What you have to do | Take from the records below each line that holds "price".

Interface dataset entries
= Beginning of Section =

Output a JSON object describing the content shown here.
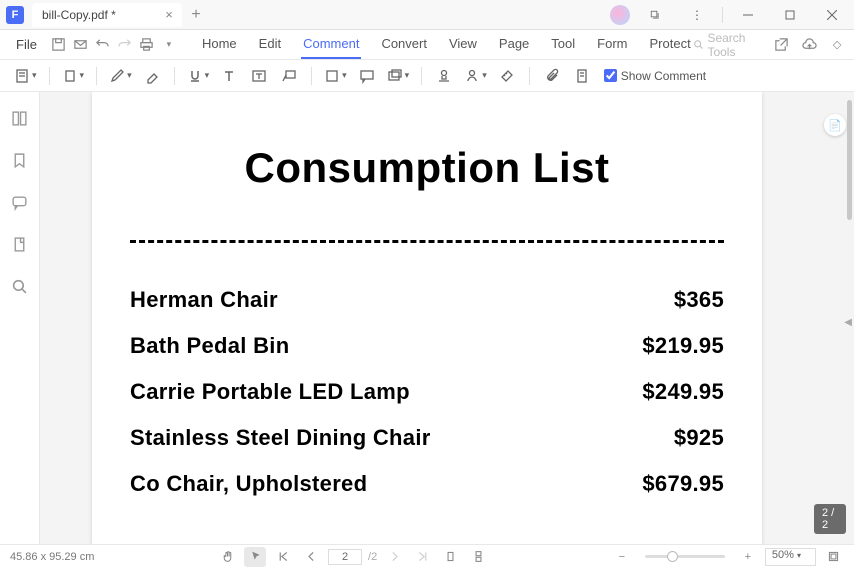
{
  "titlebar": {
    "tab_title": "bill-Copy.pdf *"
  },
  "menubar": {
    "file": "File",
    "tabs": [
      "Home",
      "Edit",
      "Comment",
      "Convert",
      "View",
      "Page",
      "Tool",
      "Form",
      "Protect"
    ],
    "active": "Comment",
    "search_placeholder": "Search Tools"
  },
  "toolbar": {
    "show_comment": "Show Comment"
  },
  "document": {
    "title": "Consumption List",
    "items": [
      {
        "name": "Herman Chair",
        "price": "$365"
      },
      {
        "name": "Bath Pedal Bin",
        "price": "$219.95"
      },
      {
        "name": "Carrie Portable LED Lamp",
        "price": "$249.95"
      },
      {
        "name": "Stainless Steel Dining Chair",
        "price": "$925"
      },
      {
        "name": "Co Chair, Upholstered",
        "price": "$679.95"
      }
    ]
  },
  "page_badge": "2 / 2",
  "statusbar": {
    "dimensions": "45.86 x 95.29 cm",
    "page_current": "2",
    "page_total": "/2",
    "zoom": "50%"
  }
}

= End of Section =

Written answer |
        "price": "$365"
        "price": "$219.95"
        "price": "$249.95"
        "price": "$925"
        "price": "$679.95"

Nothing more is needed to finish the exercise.